Are Top Scientists Really So Atheistic? Look at the Data asks Chris Mooney. He’s referring to a new book, Science vs Religion: What Scientists Really Think by Elaine Howard Ecklund. Here’s the Amazon description:
… In Science vs Religion, Elaine Howard Ecklund investigates this unexamined assumption in the first systematic study of what scientists actually think and feel about religion. Ecklund surveyed nearly 1700 scientists, interviewed 275 of them, and centers the book around vivid portraits of 10 representative men and women working in the physical and social sciences at top American research universities. She finds that most of what we believe about the faith lives of elite scientists is wrong. Nearly 50 percent of them are religious. Many others are what she calls “spiritual entrepreneurs,” seeking creative ways to work with the tensions between science and faith outside the constraints of traditional religion. Her respondents run the gamut from Margaret, a chemist who teaches a Sunday-school class, to Arik, a physicist who chose not to believe in God well before he decided to become a scientist. Only a small minority are actively hostile to religion….
Some of Chris’ readers are rather agitated about this all, and he suggests that perhaps they should read the book to answer their questions. I haven’t read the book, but you can read much of it on Google Books or Amazon’s text search feature. Skimming a bit I encountered the term “spiritual atheist,” which many might find an oxymoron. Rather than present her interpretation, let me post some of the tables which have data in them.
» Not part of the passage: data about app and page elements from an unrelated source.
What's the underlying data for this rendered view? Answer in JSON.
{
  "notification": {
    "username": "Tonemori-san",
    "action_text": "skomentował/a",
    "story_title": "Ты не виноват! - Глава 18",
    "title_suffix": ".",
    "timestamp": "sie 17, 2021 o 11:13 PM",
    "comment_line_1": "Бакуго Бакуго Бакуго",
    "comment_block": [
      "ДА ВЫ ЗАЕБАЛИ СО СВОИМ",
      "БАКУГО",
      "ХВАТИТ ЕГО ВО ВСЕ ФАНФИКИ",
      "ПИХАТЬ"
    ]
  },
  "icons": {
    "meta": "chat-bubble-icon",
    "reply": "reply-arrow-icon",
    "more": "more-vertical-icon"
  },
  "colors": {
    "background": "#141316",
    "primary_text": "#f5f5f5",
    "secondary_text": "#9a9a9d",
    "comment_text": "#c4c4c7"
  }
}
In reply to Chris’ question posed, my own interpretation is that yes, scientists are that atheistic! The reference point is the general population. In fact, 72% of scientists hold to a non-theistic position. On the other hand, most are not militant atheists in the mould of Richard Dawkins or Peter Atkins. Interestingly, if you assume that all of those with no religion are in the non-theist category (I think this is unlikely, but probably sufficient as a first approximation) then 40% of those who claim a religious affiliation among these scientists are non-theists. Also, I believe that Sam Harris, with his interest in meditation and Eastern mysticism more generally, would probably class as a spiritual atheist, so the categories New Atheist and spiritual atheist are not necessarily exclusive.
I find table 3.1 intriguing. I suspect here scientists and the general public may be speaking somewhat about different truths, or more specifically, scientists are thinking of a narrower subset. For the general public religious truths are both descriptive and prescriptive. That is, they describe the world’s past, and its present, as a factual matter, and, they prescribe a set of actions and norms. I think most scientists are thinking in prescriptive terms here, not descriptive. In other words, the religions of the world have integrated within their belief systems basic core human morality and ethics. Fundamental moral truths. I would myself agree that there are basic truths in many religions.
Note: I’ve seen most of this data in Ecklund’s papers, so I’m not spilling treasured secrets by presenting the tables.
All tables from Science vs Religion: What Scientists Really Think